The upside to this book: good concept, baking section is best.
Quality/Price Rating: 87.
8.FERMENT FOR GOOD (Hardie Grant, 2017, 224 pages, ISBN 978-1243792094, $29.99 USD hardbound) is by Sharon Flynn, who now has an Australian business called The Fermentary which makes and sells unpasteurized fermented foods and drink to the land of Oz. Fermented food has been characterized as being the slowest and oldest fast food. This is a good handbook,loaded with references and help from others. She's got a basic primer and a recommended reading list, as well as descriptions and techniques. The book is in four sections: vegetables, milk and dairy, drinks, and Japan (which explores that country's lifestyle in fermenting). This is ancient food for the modern gut. Preparations have their ingredients listed in both metric and avoirdupois measurements, but there is no table of equivalents.
Audience and level of use: those looking for fermented foods
Some interesting or unusual recipes/facts: carrot, turmeric and ginger kraut; continuous brew kombucha or jun; fermented honey and garlic; kefir dough; maple syrup shrub; gateway mead; yogurt from chili stems; kefir pancakes; assorted brine ferments.
The downside to this book: very small type for the index, which makes it hard to see because of the light inking on the mauve paper.
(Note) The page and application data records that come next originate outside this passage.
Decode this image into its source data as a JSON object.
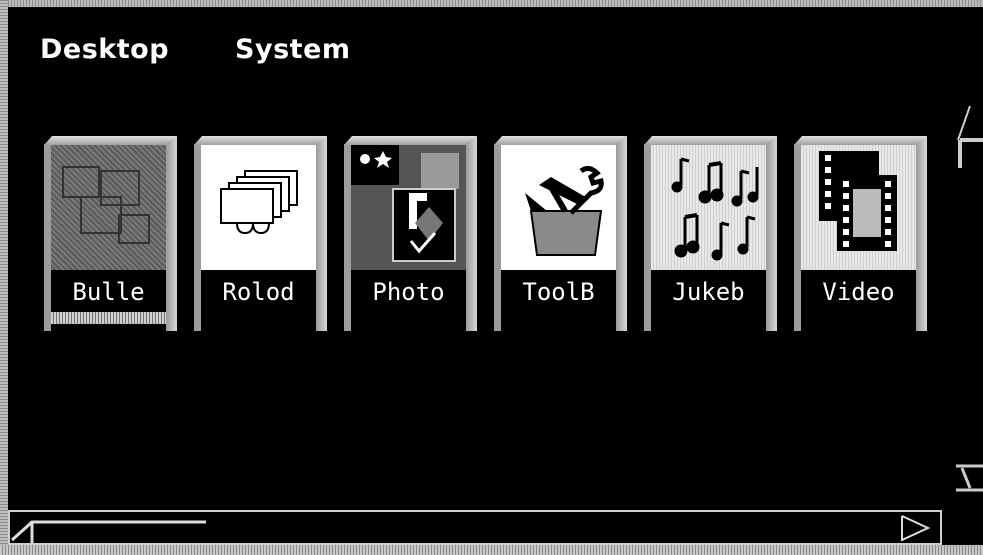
{
  "menubar": {
    "items": [
      "Desktop",
      "System"
    ]
  },
  "icons": [
    {
      "label": "Bulle",
      "icon": "bulletin-board-icon",
      "selected": true
    },
    {
      "label": "Rolod",
      "icon": "rolodex-icon",
      "selected": false
    },
    {
      "label": "Photo",
      "icon": "photo-icon",
      "selected": false
    },
    {
      "label": "ToolB",
      "icon": "toolbox-icon",
      "selected": false
    },
    {
      "label": "Jukeb",
      "icon": "jukebox-icon",
      "selected": false
    },
    {
      "label": "Video",
      "icon": "video-icon",
      "selected": false
    }
  ],
  "colors": {
    "background": "#000000",
    "text": "#ffffff",
    "bevel": "#bdbdbd"
  }
}
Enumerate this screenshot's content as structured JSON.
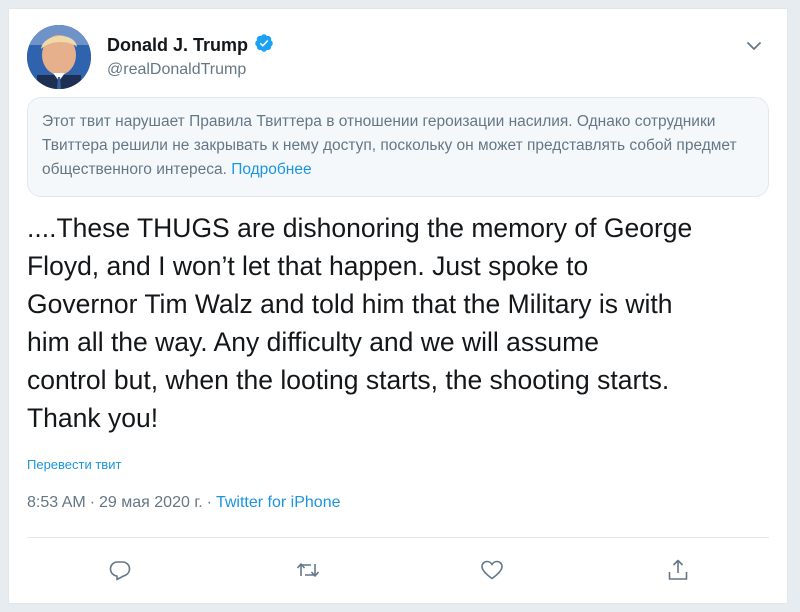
{
  "tweet": {
    "author": {
      "display_name": "Donald J. Trump",
      "handle": "@realDonaldTrump",
      "verified_icon": "verified-badge-icon"
    },
    "notice": {
      "text": "Этот твит нарушает Правила Твиттера в отношении героизации насилия. Однако сотрудники Твиттера решили не закрывать к нему доступ, поскольку он может представлять собой предмет общественного интереса.",
      "link_label": "Подробнее"
    },
    "body": "....These THUGS are dishonoring the memory of George\nFloyd, and I won’t let that happen. Just spoke to\nGovernor Tim Walz and told him that the Military is with\nhim all the way. Any difficulty and we will assume\ncontrol but, when the looting starts, the shooting starts.\nThank you!",
    "translate_label": "Перевести твит",
    "time": "8:53 AM",
    "separator": "·",
    "date": "29 мая 2020 г.",
    "source": "Twitter for iPhone"
  },
  "colors": {
    "accent": "#1b95e0",
    "verified": "#1da1f2",
    "muted": "#657786"
  },
  "icons": {
    "caret": "chevron-down-icon",
    "reply": "reply-icon",
    "retweet": "retweet-icon",
    "like": "heart-icon",
    "share": "share-icon"
  }
}
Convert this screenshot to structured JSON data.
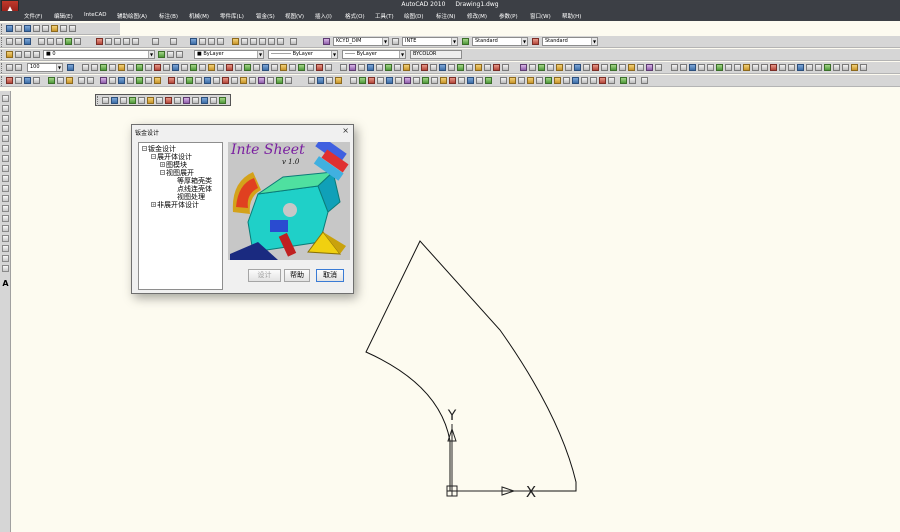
{
  "window": {
    "app_name": "AutoCAD 2010",
    "file_name": "Drawing1.dwg"
  },
  "menu": [
    "文件(F)",
    "编辑(E)",
    "InteCAD",
    "辅助绘图(A)",
    "标注(B)",
    "机械(M)",
    "零件库(L)",
    "钣金(S)",
    "视图(V)",
    "插入(I)",
    "格式(O)",
    "工具(T)",
    "绘图(D)",
    "标注(N)",
    "修改(M)",
    "参数(P)",
    "窗口(W)",
    "帮助(H)"
  ],
  "toolbar": {
    "dimstyle_value": "KCYD_DIM",
    "textstyle_value": "INTE",
    "tablestyle_value": "Standard",
    "mleaderstyle_value": "Standard",
    "layer_value": "0",
    "scale_value": "100",
    "color_value": "ByLayer",
    "linetype_value": "ByLayer",
    "lineweight_value": "ByLayer",
    "plotstyle_value": "BYCOLOR"
  },
  "lefttoolbar": {
    "text_tool_label": "A"
  },
  "dialog": {
    "title": "钣金设计",
    "close_glyph": "×",
    "tree": {
      "root": "钣金设计",
      "children": {
        "unfold": "展开体设计",
        "picture_module": "图模块",
        "view_unfold": "视图展开",
        "equal_thickness": "等厚箱壳类",
        "point_line_shell": "点线连壳体",
        "view_process": "视图处理",
        "non_unfold": "非展开体设计"
      }
    },
    "banner": {
      "title": "Inte Sheet",
      "version": "v 1.0"
    },
    "buttons": {
      "design": "设计",
      "help": "帮助",
      "cancel": "取消"
    }
  },
  "drawing": {
    "ucs_y_label": "Y",
    "ucs_x_label": "X"
  },
  "colors": {
    "canvas": "#fdfbf0",
    "titlebar": "#3c3f45",
    "toolbar": "#d6d6d6",
    "dialog_bg": "#f0f0f0",
    "banner_title": "#7a1fa0"
  }
}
Lots of text to wade through but it is very productive.
The upside to this book: very handy bookmark ribbon for cross-referencing.
Quality/Price Rating: 89.